“Exposure to these toxins has caused a range of symptoms including skin rashes, severe stomach upset, seizures, or even death,” said Dr. Keith Loftin, USGS research chemist and environmental engineer. “Pets and livestock are most susceptible to direct exposure, but people can also be affected during recreation, by eating contaminated foods, or by drinking contaminated water that has not been treated properly.”

For this study, a cyanobacterial bloom from each of 23 lakes in Iowa, Kansas, Minnesota and Missouri was sampled and analyzed for thirteen toxins and two taste-and-odor compounds. Lakes were targeted based on a known history of cyanobacterial bloom occurrence.

Microcystins, a specific type of toxin, are often the only cyanotoxin considered when evaluating risks associated with cyanobacteria in waters used for recreation or drinking water supply. Microcystins were found in all samples; however, this study also indicates that toxins other than microcystins may be more common than previously thought.

Taste-and-odor compounds were detected in 91 percent of samples. Since toxins occurred more frequently than taste-and-odor compounds, odor alone does not provide sufficient warning to ensure human-health protection against cyanotoxin exposure.

If you think you see a harmful algal bloom, avoiding it is the first course of action. A good second step is to notify local authorities responsible for the affected area, such as a lake manager, state health department, or other relevant state agencies.

The full journal article, published by Environmental Science and Technology, as well as additional information, photos, and an audio podcast about cyanobacteria, can be accessed at

USGS Newsroom

More information

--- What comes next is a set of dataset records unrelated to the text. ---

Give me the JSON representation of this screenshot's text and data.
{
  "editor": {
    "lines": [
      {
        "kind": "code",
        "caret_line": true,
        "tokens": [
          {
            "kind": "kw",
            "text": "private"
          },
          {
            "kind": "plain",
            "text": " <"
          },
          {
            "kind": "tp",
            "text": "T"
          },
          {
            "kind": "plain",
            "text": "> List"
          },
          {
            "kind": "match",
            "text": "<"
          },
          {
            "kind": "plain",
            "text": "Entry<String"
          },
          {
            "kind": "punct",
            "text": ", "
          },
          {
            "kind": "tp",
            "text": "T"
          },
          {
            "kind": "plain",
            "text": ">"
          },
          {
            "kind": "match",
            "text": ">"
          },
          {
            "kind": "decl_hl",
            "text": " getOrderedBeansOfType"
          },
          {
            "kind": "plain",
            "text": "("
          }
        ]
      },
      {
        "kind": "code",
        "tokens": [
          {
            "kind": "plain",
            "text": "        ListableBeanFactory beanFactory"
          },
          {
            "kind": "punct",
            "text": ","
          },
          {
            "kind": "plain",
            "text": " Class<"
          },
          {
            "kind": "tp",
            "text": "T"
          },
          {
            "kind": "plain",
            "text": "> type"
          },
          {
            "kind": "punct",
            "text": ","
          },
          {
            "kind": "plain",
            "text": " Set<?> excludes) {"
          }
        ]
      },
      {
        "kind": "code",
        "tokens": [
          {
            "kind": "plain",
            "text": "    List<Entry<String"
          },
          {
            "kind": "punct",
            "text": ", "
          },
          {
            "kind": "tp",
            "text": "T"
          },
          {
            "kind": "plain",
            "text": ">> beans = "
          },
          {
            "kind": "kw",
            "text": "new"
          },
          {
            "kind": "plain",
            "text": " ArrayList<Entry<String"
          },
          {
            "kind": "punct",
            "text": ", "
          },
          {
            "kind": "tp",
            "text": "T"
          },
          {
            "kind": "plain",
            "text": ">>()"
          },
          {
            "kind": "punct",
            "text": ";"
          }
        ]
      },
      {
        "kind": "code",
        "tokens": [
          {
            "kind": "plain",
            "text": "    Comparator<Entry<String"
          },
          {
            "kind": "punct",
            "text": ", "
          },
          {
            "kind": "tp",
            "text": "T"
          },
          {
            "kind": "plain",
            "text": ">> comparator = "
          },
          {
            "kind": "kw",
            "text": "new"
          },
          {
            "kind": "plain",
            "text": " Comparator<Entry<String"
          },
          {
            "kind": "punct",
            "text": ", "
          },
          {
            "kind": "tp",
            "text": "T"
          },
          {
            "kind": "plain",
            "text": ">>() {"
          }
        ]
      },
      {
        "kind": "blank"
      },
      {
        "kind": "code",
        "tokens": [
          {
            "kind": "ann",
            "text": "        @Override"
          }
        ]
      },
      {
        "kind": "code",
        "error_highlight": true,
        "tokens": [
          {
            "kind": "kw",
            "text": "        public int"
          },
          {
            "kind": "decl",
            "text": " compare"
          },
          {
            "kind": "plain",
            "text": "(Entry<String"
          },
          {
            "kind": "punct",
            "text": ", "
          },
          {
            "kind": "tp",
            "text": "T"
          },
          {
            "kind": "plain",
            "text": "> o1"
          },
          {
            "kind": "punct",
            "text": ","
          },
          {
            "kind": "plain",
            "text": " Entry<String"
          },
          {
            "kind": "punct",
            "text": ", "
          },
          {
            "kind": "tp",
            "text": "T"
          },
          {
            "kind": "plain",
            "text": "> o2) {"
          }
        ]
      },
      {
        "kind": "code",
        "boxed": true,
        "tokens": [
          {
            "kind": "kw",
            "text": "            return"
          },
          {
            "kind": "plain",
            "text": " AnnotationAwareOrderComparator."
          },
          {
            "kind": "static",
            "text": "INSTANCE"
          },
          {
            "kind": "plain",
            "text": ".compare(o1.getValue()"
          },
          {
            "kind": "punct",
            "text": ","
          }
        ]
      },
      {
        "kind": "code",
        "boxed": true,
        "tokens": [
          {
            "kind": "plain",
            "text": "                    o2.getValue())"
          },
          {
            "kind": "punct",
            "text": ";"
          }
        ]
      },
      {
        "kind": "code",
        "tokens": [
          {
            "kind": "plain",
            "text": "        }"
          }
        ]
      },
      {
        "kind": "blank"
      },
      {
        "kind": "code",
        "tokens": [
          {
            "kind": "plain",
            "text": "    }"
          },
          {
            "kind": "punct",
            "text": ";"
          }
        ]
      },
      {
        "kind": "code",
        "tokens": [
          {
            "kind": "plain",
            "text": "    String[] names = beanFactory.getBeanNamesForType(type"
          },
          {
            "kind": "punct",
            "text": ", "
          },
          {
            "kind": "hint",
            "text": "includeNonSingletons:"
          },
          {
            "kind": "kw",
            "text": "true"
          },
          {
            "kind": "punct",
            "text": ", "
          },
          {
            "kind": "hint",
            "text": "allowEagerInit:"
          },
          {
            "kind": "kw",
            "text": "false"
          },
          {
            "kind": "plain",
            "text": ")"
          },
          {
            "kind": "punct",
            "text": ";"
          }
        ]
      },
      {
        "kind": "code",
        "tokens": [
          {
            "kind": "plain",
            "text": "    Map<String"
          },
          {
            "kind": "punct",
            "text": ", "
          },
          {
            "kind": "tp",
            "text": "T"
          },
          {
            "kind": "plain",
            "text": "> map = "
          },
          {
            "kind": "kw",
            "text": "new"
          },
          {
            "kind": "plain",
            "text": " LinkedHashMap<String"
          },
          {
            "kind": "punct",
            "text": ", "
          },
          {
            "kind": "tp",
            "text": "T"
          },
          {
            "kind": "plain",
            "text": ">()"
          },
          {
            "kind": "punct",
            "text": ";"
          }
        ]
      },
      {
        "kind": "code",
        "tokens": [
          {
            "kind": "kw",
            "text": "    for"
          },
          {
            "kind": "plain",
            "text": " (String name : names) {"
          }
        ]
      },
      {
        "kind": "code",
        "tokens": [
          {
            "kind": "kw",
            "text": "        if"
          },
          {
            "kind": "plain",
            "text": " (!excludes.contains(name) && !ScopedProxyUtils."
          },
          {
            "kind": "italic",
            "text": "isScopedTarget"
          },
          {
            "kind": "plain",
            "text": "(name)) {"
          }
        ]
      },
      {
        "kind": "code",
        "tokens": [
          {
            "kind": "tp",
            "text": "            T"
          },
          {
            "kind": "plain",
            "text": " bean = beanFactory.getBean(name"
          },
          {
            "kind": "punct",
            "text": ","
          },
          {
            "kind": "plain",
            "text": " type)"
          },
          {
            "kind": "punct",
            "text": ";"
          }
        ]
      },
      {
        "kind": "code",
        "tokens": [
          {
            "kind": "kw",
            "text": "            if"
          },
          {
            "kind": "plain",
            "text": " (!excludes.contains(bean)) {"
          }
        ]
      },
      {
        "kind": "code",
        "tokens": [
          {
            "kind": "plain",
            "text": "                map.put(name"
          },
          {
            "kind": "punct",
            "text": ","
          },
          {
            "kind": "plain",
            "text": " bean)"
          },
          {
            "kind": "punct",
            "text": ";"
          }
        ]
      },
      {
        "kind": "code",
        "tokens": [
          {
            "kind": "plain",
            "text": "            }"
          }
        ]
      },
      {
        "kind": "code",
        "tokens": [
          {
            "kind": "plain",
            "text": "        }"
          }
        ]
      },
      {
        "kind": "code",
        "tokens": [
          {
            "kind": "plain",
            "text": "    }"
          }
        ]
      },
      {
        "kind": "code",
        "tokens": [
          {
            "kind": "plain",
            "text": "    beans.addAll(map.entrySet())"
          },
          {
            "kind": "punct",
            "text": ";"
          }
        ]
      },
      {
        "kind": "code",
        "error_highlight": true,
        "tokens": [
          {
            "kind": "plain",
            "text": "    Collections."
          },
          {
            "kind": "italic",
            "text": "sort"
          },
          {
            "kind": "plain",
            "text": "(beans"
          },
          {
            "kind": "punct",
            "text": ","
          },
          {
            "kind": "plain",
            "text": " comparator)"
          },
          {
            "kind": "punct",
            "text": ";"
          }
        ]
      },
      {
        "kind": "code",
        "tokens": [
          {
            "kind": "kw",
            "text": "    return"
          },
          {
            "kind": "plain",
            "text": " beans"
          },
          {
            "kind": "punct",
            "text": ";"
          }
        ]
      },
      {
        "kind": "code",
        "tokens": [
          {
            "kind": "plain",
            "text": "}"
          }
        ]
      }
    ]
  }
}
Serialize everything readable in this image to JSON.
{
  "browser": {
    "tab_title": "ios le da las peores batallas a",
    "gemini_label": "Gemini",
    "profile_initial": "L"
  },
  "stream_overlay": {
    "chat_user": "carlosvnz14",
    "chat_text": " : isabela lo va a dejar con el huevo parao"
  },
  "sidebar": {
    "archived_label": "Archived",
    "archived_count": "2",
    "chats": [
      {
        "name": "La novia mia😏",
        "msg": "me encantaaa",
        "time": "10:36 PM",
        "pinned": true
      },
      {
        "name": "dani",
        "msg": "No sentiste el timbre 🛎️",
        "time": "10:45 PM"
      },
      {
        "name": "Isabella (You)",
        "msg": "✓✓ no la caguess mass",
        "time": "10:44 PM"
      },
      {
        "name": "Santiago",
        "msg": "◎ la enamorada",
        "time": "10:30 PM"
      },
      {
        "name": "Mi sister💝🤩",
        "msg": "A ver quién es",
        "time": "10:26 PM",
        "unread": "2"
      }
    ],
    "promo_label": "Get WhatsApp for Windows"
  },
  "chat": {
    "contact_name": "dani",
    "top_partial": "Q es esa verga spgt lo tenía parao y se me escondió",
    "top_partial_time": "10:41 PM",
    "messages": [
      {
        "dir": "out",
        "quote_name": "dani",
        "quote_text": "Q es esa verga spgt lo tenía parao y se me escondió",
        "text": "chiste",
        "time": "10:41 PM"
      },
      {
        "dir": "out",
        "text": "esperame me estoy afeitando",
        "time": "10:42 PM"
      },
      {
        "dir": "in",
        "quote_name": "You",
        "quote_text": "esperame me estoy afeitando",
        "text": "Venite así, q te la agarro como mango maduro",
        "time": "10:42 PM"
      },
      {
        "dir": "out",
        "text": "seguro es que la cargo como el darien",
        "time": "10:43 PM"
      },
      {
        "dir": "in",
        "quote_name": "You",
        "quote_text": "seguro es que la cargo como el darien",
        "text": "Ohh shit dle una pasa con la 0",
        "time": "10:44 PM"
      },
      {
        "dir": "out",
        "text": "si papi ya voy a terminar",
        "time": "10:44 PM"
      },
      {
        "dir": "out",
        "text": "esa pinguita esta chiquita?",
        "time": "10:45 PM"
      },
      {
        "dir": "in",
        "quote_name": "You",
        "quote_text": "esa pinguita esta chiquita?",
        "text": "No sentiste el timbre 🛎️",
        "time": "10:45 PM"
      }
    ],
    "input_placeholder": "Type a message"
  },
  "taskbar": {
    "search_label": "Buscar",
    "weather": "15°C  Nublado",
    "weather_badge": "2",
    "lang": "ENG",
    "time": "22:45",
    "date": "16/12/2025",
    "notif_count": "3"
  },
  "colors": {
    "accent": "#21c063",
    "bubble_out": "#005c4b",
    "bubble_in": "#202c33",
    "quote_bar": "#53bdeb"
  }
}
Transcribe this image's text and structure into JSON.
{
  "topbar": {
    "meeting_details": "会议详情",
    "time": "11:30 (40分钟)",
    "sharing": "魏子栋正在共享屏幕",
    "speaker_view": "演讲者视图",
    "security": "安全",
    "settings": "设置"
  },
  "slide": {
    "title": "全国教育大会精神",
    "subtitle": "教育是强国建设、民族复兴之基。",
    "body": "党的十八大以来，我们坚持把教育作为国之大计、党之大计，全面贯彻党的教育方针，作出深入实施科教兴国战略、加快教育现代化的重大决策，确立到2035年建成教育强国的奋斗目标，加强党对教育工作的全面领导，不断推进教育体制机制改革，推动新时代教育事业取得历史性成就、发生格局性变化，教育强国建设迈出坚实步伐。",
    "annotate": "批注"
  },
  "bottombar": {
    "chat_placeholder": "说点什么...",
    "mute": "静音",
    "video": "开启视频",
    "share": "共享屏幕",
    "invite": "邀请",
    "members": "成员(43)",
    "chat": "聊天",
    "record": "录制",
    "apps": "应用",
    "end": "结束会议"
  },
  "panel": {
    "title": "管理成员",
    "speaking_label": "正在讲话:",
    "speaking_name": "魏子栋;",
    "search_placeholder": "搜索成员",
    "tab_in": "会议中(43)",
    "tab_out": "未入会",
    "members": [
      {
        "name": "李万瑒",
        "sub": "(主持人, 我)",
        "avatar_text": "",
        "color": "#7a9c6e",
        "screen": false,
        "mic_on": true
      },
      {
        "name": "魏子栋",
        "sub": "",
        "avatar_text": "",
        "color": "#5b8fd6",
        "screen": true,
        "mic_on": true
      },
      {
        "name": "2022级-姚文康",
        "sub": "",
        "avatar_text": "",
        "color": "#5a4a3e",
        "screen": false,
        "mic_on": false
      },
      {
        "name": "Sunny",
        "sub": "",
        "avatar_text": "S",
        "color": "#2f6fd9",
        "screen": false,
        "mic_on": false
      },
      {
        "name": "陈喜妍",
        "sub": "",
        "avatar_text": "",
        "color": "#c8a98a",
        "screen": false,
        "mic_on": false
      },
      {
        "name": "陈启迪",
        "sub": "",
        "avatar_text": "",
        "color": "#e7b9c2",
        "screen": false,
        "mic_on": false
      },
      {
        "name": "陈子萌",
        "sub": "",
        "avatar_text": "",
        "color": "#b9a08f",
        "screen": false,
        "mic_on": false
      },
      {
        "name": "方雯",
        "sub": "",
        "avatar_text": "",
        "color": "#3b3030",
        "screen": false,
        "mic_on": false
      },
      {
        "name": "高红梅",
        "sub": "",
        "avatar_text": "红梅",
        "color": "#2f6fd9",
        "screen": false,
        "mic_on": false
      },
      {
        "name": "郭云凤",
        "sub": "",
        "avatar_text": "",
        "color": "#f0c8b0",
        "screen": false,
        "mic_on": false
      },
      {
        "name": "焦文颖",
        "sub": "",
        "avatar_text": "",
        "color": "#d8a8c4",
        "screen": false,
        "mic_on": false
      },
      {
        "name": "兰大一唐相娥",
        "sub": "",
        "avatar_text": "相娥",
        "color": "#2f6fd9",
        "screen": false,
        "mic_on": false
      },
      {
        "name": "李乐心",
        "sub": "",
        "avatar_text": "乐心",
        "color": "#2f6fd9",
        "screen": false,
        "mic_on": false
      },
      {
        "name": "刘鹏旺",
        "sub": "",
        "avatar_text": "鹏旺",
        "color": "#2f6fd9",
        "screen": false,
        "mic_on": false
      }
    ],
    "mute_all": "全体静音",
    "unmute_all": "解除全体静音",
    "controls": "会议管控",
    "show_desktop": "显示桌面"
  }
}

Parameter Value Description
Magnitude mb The magnitude for the event.
Longitude ° East Decimal degrees longitude. Negative values for western longitudes.
Latitude ° North Decimal degrees latitude. Negative values for southern latitudes.
Depth km Depth of the event in kilometers.
Place Textual description of named geographic region near to the event. This may be a city name, or a Flinn-Engdahl Region name.
Time 1970-01-01 00:00:00 Time when the event occurred. UTC/GMT
Updated 1970-01-01 00:00:00 Time when the event was most recently updated. UTC/GMT
Timezone offset Timezone offset from UTC in minutes at the event epicenter.
Felt The total number of felt reports
CDI The maximum reported intensity for the event.
MMI The maximum estimated instrumental intensity for the event.
Alert Level The alert level from the PAGER earthquake impact scale. Green, Yellow, Orange or Red.
Review Status Indicates whether the event has been reviewed by a human.
Tsunami This flag is set to "1" for large events in oceanic regions and "0" otherwise. The existence or value of this flag does not indicate if a tsunami actually did or will exist.
SIG A number describing how significant the event is. Larger numbers indicate a more significant event.
Network The ID of a data contributor. Identifies the network considered to be the preferred source of information for this event.
Sources A comma-separated list of network contributors.
Number of Stations Used The total number of Number of seismic stations which reported P- and S-arrival times for this earthquake.
Horizontal Distance Horizontal distance from the epicenter to the nearest station (in degrees).
Root Mean Square sec The root-mean-square (RMS) travel time residual, in sec, using all weights.
Azimuthal Gap The largest azimuthal gap between azimuthally adjacent stations (in degrees).
Magnitude Type The method or algorithm used to calculate the preferred magnitude for the event.
Event Type Type of seismic event.
Event ID Id of event.
Event Code An identifying code assigned by, and unique from, the corresponding source for the event.
Event IDS A comma-separated list of event ids that are associated to an event.

Leave a Reply